Supporting a Pathway to Success for Resettled Refugee Youth in CNY
A CNY Community Foundation grant helps expand programming through the Engaged Humanities Network and North Side Learning Center.
In 2019, Khadija Mohamed was among the first cohort of Narratio Fellows, participating in a program designed to help resettled refugee teens in Syracuse share their stories through writing and art.
Two years later, Mohamed became an artist-in-residence with the program, and now, the rising Syracuse University junior is a research assistant and co-designer of the curriculum for Write Out, a creative writing program for students across the city.
While Mohamed’s peer mentorship is largely the result of her own initiative, Brice Nordquist, director of the College of Arts and Sciences’ (A&S’) Engaged Humanities Network (EHN), hopes to turn that participation into the norm.
With an $18,350 grant from the Central New York Community Foundation, EHN wants to interconnect elements of three programs run in collaboration with the North Side Learning Center, both to increase participation and bolster mentorship and support for resettled refugee youth to pursue higher education.
EHN was founded by Nordquist in 2020, an outgrowth of his own community engagement since moving to Syracuse in 2013. It serves as an umbrella organization that seeds, supports, and connects teams of undergraduate and graduate students, faculty, and staff working on community-based arts and humanities projects with historically marginalized communities in Syracuse and Central New York.

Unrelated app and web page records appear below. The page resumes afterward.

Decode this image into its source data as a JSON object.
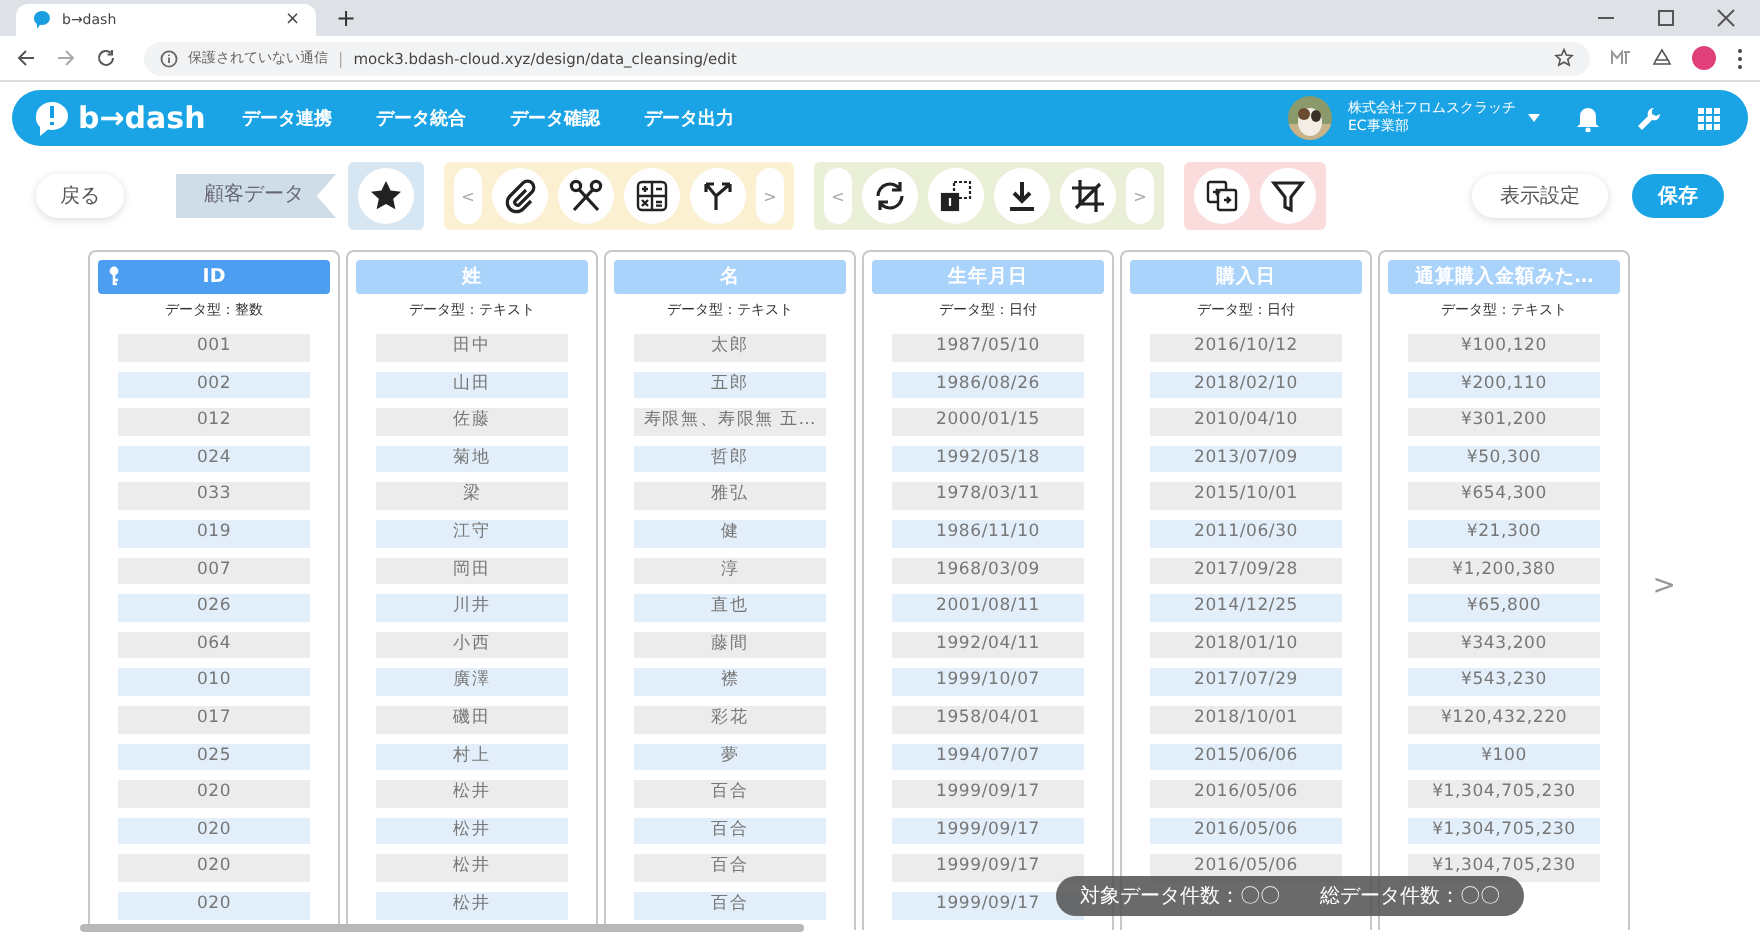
{
  "browser": {
    "tab_title": "b→dash",
    "tab_close": "×",
    "new_tab": "+",
    "security": "保護されていない通信",
    "separator": "|",
    "url": "mock3.bdash-cloud.xyz/design/data_cleansing/edit"
  },
  "header": {
    "logo": "b→dash",
    "nav": [
      "データ連携",
      "データ統合",
      "データ確認",
      "データ出力"
    ],
    "company": "株式会社フロムスクラッチ",
    "department": "EC事業部"
  },
  "toolbar": {
    "back": "戻る",
    "breadcrumb": "顧客データ",
    "groups": [
      {
        "color": "#d7e6f3",
        "tools": [
          {
            "kind": "star"
          }
        ]
      },
      {
        "color": "#fbf1d2",
        "prev": "<",
        "next": ">",
        "tools": [
          {
            "kind": "clip"
          },
          {
            "kind": "scissors"
          },
          {
            "kind": "calc"
          },
          {
            "kind": "split"
          }
        ]
      },
      {
        "color": "#eaf0d8",
        "prev": "<",
        "next": ">",
        "tools": [
          {
            "kind": "refresh"
          },
          {
            "kind": "number"
          },
          {
            "kind": "download"
          },
          {
            "kind": "crop"
          }
        ]
      },
      {
        "color": "#fbdcdc",
        "tools": [
          {
            "kind": "copy"
          },
          {
            "kind": "filter"
          }
        ]
      }
    ],
    "view_settings": "表示設定",
    "save": "保存"
  },
  "columns": [
    {
      "header": "ID",
      "key": true,
      "selected": true,
      "type": "データ型：整数",
      "cells": [
        "001",
        "002",
        "012",
        "024",
        "033",
        "019",
        "007",
        "026",
        "064",
        "010",
        "017",
        "025",
        "020",
        "020",
        "020",
        "020"
      ]
    },
    {
      "header": "姓",
      "key": false,
      "selected": false,
      "type": "データ型：テキスト",
      "cells": [
        "田中",
        "山田",
        "佐藤",
        "菊地",
        "梁",
        "江守",
        "岡田",
        "川井",
        "小西",
        "廣澤",
        "磯田",
        "村上",
        "松井",
        "松井",
        "松井",
        "松井"
      ]
    },
    {
      "header": "名",
      "key": false,
      "selected": false,
      "type": "データ型：テキスト",
      "cells": [
        "太郎",
        "五郎",
        "寿限無、寿限無 五…",
        "哲郎",
        "雅弘",
        "健",
        "淳",
        "直也",
        "藤間",
        "襟",
        "彩花",
        "夢",
        "百合",
        "百合",
        "百合",
        "百合"
      ]
    },
    {
      "header": "生年月日",
      "key": false,
      "selected": false,
      "type": "データ型：日付",
      "cells": [
        "1987/05/10",
        "1986/08/26",
        "2000/01/15",
        "1992/05/18",
        "1978/03/11",
        "1986/11/10",
        "1968/03/09",
        "2001/08/11",
        "1992/04/11",
        "1999/10/07",
        "1958/04/01",
        "1994/07/07",
        "1999/09/17",
        "1999/09/17",
        "1999/09/17",
        "1999/09/17"
      ]
    },
    {
      "header": "購入日",
      "key": false,
      "selected": false,
      "type": "データ型：日付",
      "cells": [
        "2016/10/12",
        "2018/02/10",
        "2010/04/10",
        "2013/07/09",
        "2015/10/01",
        "2011/06/30",
        "2017/09/28",
        "2014/12/25",
        "2018/01/10",
        "2017/07/29",
        "2018/10/01",
        "2015/06/06",
        "2016/05/06",
        "2016/05/06",
        "2016/05/06",
        null
      ]
    },
    {
      "header": "通算購入金額みた…",
      "key": false,
      "selected": false,
      "type": "データ型：テキスト",
      "cells": [
        "¥100,120",
        "¥200,110",
        "¥301,200",
        "¥50,300",
        "¥654,300",
        "¥21,300",
        "¥1,200,380",
        "¥65,800",
        "¥343,200",
        "¥543,230",
        "¥120,432,220",
        "¥100",
        "¥1,304,705,230",
        "¥1,304,705,230",
        "¥1,304,705,230",
        null
      ]
    }
  ],
  "scroll_next": ">",
  "summary": [
    "対象データ件数：〇〇",
    "総データ件数：〇〇"
  ]
}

The CNY Community Foundation grant will support the Narratio Fellowship, a year-long program for resettled high school and early college students; Write Out, an after school writing program for elementary and middle schoolers; and North Side Speech and Debate, an after school public speaking program for high school students.

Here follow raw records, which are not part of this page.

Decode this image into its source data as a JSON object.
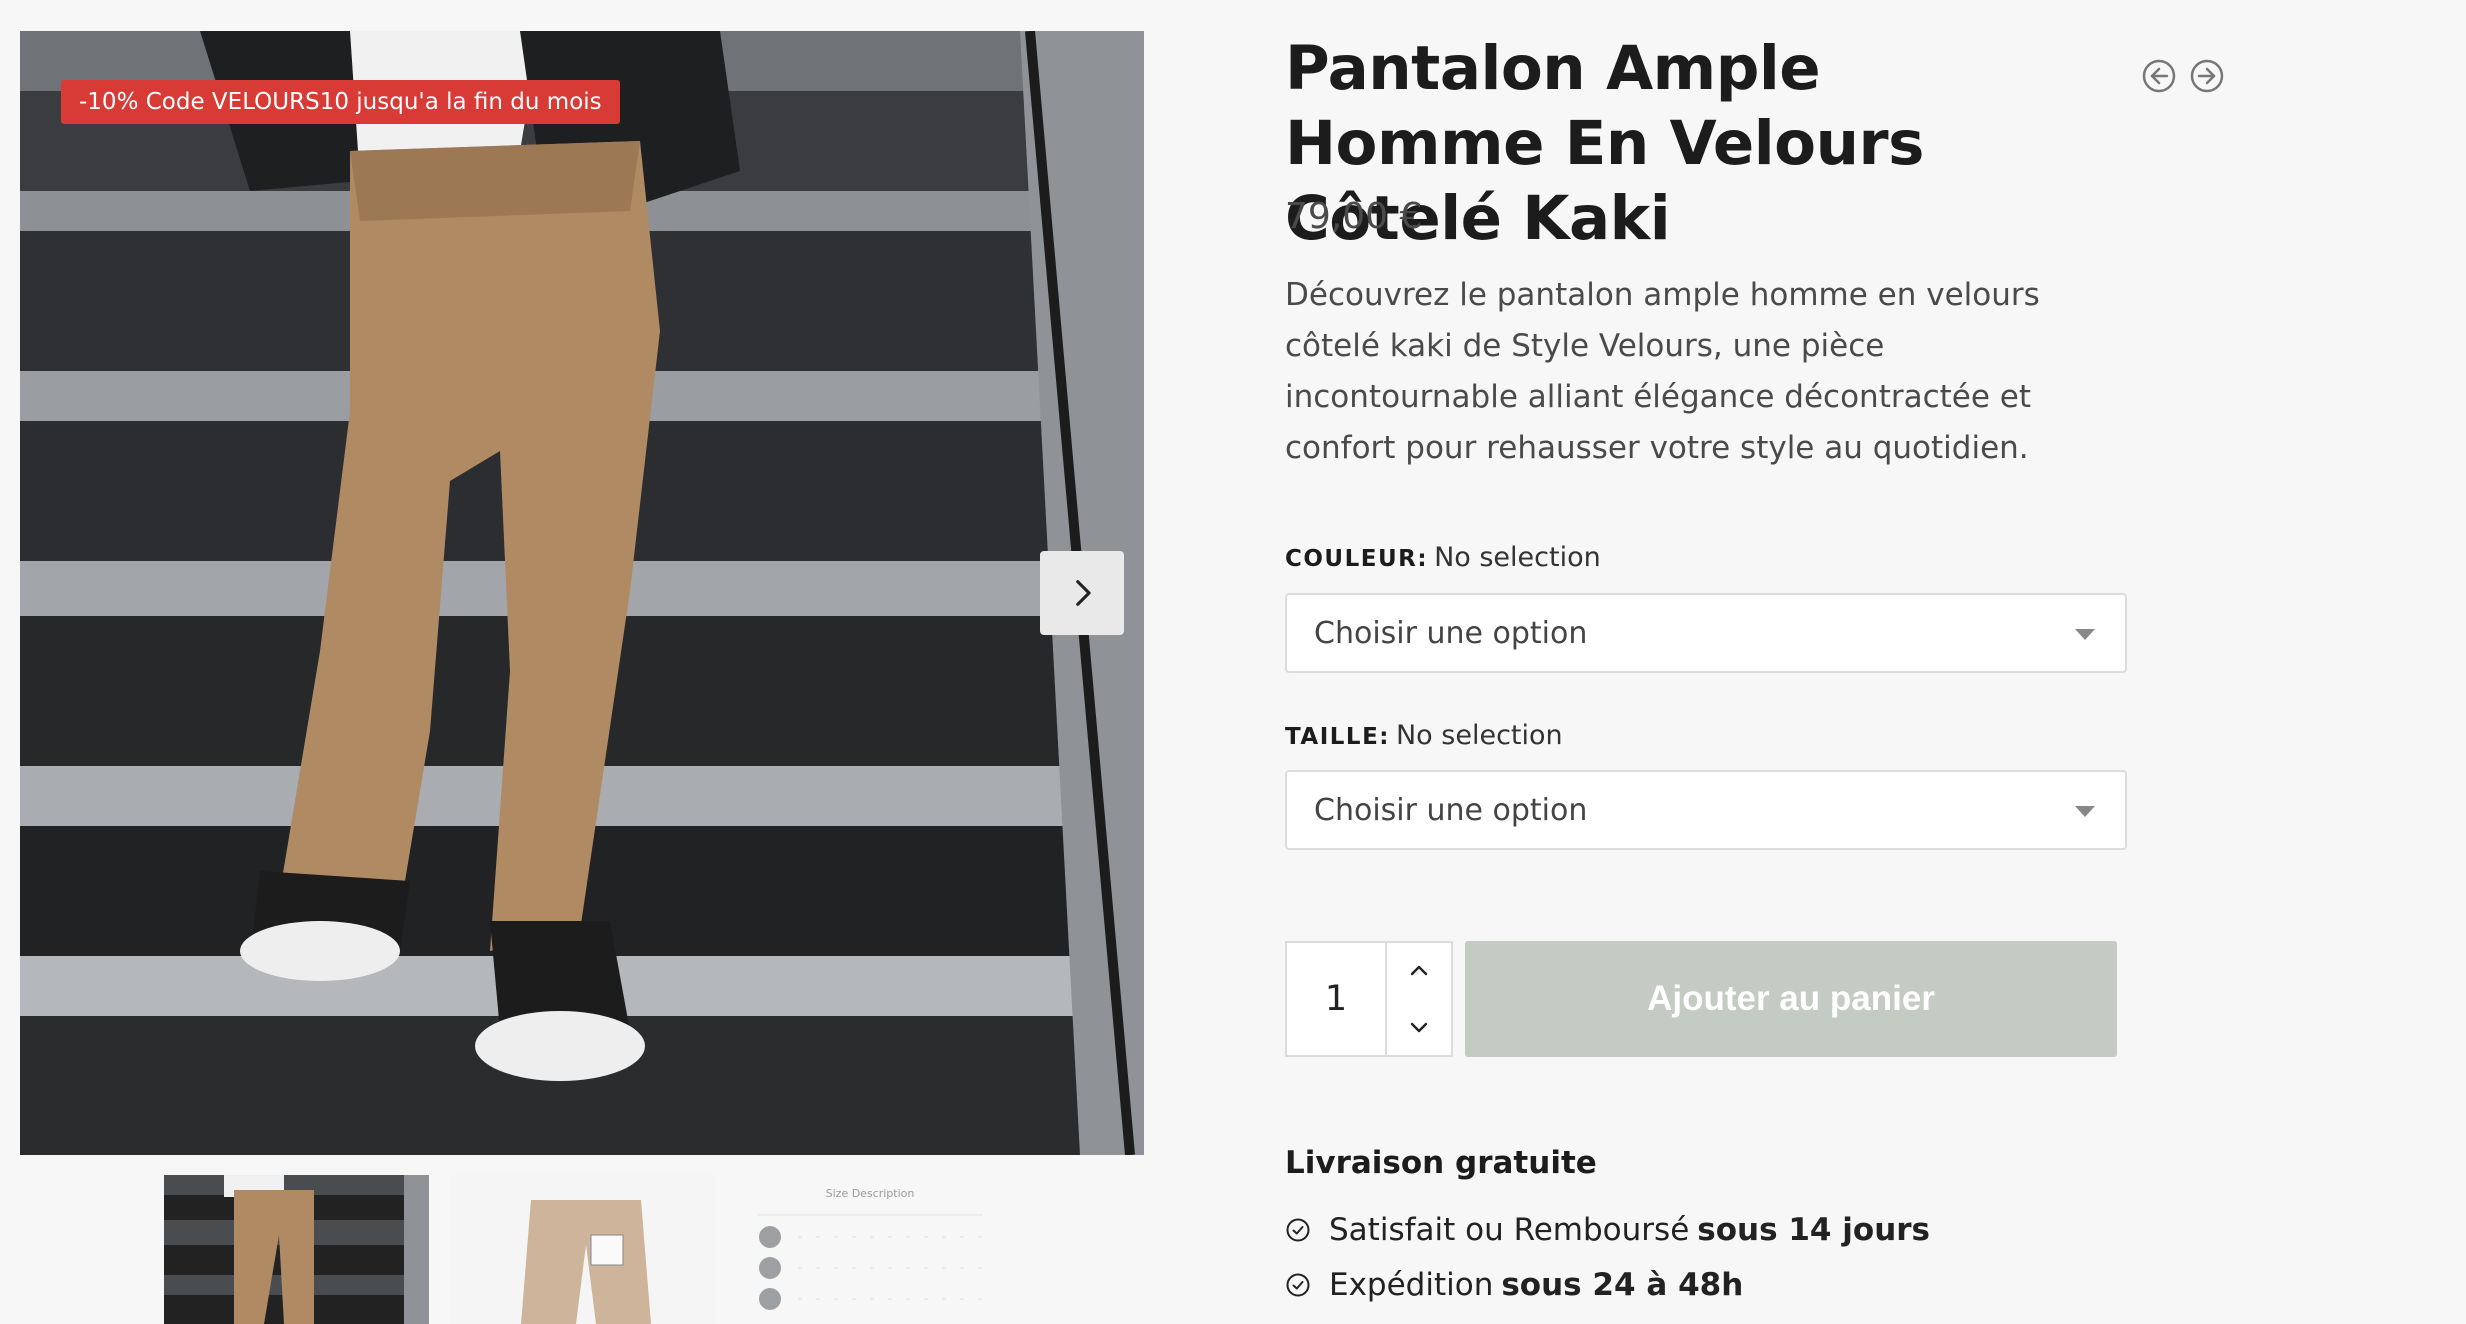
{
  "gallery": {
    "promo_badge": "-10% Code VELOURS10 jusqu'a la fin du mois",
    "next_icon": "chevron-right-icon",
    "thumbnails": [
      {
        "name": "thumbnail-model-stairs"
      },
      {
        "name": "thumbnail-pants-flat"
      },
      {
        "name": "thumbnail-size-chart",
        "title": "Size Description"
      }
    ]
  },
  "product": {
    "title": "Pantalon Ample Homme En Velours Côtelé Kaki",
    "price": "79,00 €",
    "description": "Découvrez le pantalon ample homme en velours côtelé kaki de Style Velours, une pièce incontournable alliant élégance décontractée et confort pour rehausser votre style au quotidien."
  },
  "nav": {
    "prev_icon": "arrow-left-circle-icon",
    "next_icon": "arrow-right-circle-icon"
  },
  "options": {
    "color": {
      "label": "COULEUR:",
      "value": "No selection",
      "placeholder": "Choisir une option"
    },
    "size": {
      "label": "TAILLE:",
      "value": "No selection",
      "placeholder": "Choisir une option"
    }
  },
  "cart": {
    "quantity": "1",
    "add_label": "Ajouter au panier",
    "button_color": "#c3cbc3"
  },
  "shipping": {
    "title": "Livraison gratuite",
    "features": [
      {
        "text": "Satisfait ou Remboursé",
        "bold": "sous 14 jours"
      },
      {
        "text": "Expédition",
        "bold": "sous 24 à 48h"
      }
    ]
  },
  "colors": {
    "promo": "#d83a36",
    "background": "#f7f7f7",
    "pants": "#b08a63"
  }
}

“Each of these projects works with different age groups. The grant funding will help us build a structure to interconnect the projects in terms of the curriculum, collection of the student work, and the assessment of the programs,” says Nordquist, associate professor of writing and rhetoric and the Dean’s Professor of Community Engagement in A&S. “Our goal is to be able to move students through these enrichment programs from middle school all the way through early college so that they have sustained, coherent humanities and arts projects and experiences.”

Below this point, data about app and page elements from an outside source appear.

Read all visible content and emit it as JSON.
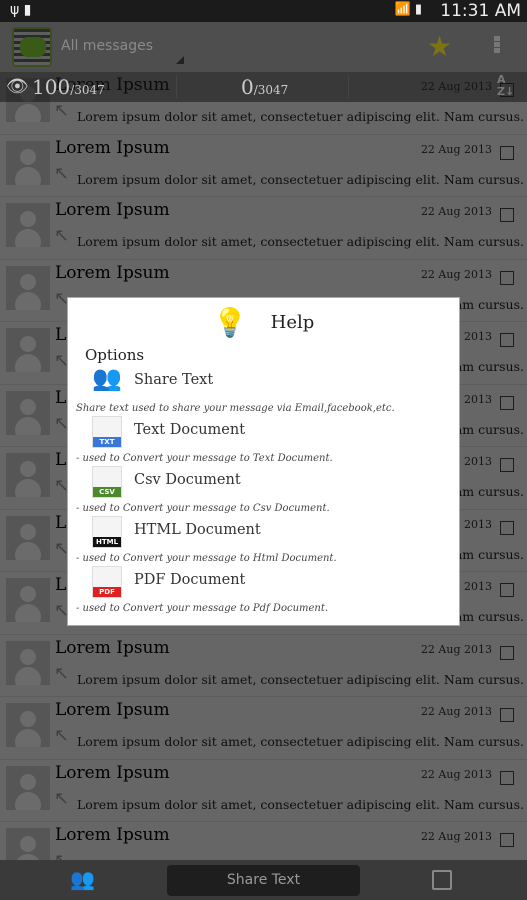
{
  "status_bar": {
    "time": "11:31 AM",
    "left_icons": [
      "usb-icon",
      "sim-icon"
    ],
    "right_icons": [
      "wifi-icon",
      "signal-icon",
      "battery-icon"
    ]
  },
  "action_bar": {
    "spinner": "All messages",
    "icons": [
      "app-logo",
      "star-icon",
      "overflow-menu-icon"
    ]
  },
  "counter_bar": {
    "viewed": "100",
    "viewed_total": "/3047",
    "selected": "0",
    "selected_total": "/3047",
    "sort_label": "A\nZ"
  },
  "messages": [
    {
      "title": "Lorem Ipsum",
      "date": "22 Aug 2013",
      "body": "Lorem ipsum dolor sit amet, consectetuer adipiscing elit. Nam cursus."
    },
    {
      "title": "Lorem Ipsum",
      "date": "22 Aug 2013",
      "body": "Lorem ipsum dolor sit amet, consectetuer adipiscing elit. Nam cursus."
    },
    {
      "title": "Lorem Ipsum",
      "date": "22 Aug 2013",
      "body": "Lorem ipsum dolor sit amet, consectetuer adipiscing elit. Nam cursus."
    },
    {
      "title": "Lorem Ipsum",
      "date": "22 Aug 2013",
      "body": "Lorem ipsum dolor sit amet, consectetuer adipiscing elit. Nam cursus."
    },
    {
      "title": "Lorem Ipsum",
      "date": "22 Aug 2013",
      "body": "Lorem ipsum dolor sit amet, consectetuer adipiscing elit. Nam cursus."
    },
    {
      "title": "Lorem Ipsum",
      "date": "22 Aug 2013",
      "body": "Lorem ipsum dolor sit amet, consectetuer adipiscing elit. Nam cursus."
    },
    {
      "title": "Lorem Ipsum",
      "date": "22 Aug 2013",
      "body": "Lorem ipsum dolor sit amet, consectetuer adipiscing elit. Nam cursus."
    },
    {
      "title": "Lorem Ipsum",
      "date": "22 Aug 2013",
      "body": "Lorem ipsum dolor sit amet, consectetuer adipiscing elit. Nam cursus."
    },
    {
      "title": "Lorem Ipsum",
      "date": "22 Aug 2013",
      "body": "Lorem ipsum dolor sit amet, consectetuer adipiscing elit. Nam cursus."
    },
    {
      "title": "Lorem Ipsum",
      "date": "22 Aug 2013",
      "body": "Lorem ipsum dolor sit amet, consectetuer adipiscing elit. Nam cursus."
    },
    {
      "title": "Lorem Ipsum",
      "date": "22 Aug 2013",
      "body": "Lorem ipsum dolor sit amet, consectetuer adipiscing elit. Nam cursus."
    },
    {
      "title": "Lorem Ipsum",
      "date": "22 Aug 2013",
      "body": "Lorem ipsum dolor sit amet, consectetuer adipiscing elit. Nam cursus."
    },
    {
      "title": "Lorem Ipsum",
      "date": "22 Aug 2013",
      "body": "Lorem ipsum dolor sit amet, consectetuer adipiscing elit. Nam cursus."
    }
  ],
  "dialog": {
    "title": "Help",
    "section": "Options",
    "options": [
      {
        "label": "Share Text",
        "desc": "Share text used to share your message via Email,facebook,etc.",
        "icon": "share-people-icon",
        "badge": ""
      },
      {
        "label": "Text Document",
        "desc": "- used to Convert your message to Text Document.",
        "icon": "txt-file-icon",
        "badge": "TXT",
        "color": "#3a78d8"
      },
      {
        "label": "Csv Document",
        "desc": "- used to Convert your message to Csv Document.",
        "icon": "csv-file-icon",
        "badge": "CSV",
        "color": "#4a8a2a"
      },
      {
        "label": "HTML Document",
        "desc": "- used to Convert your message to Html Document.",
        "icon": "html-file-icon",
        "badge": "HTML",
        "color": "#111111"
      },
      {
        "label": "PDF Document",
        "desc": "- used to Convert your message to Pdf Document.",
        "icon": "pdf-file-icon",
        "badge": "PDF",
        "color": "#e02020"
      }
    ]
  },
  "bottom_bar": {
    "share_button": "Share Text"
  }
}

The grant supports a strategic planning retreat, which will inform the hiring of an educational consultant for assistance with curricular design to meet defined objectives. There are also funds earmarked for the creation of a digital portfolio to store and showcase student work. Nordquist says many older students have used creative work produced in these programs as the basis for college or scholarship applications. The proposed e-portfolio will store all of a student’s projects from their EHN programs for the duration of their participation—potentially from age 11 until their early 20s.
“The e-portfolio is a way of collecting their work, specifically intended so the student can use it for educational and professional opportunities beyond their time at North Side,” says Nordquist.
There are also funds to support peer mentorship. “That’s a big key to this,” he says. “This structure will create a process for program participants to cycle back as paid leaders, so that over time, these programs are sustained by the community itself, rather than being driven by Syracuse University representatives.”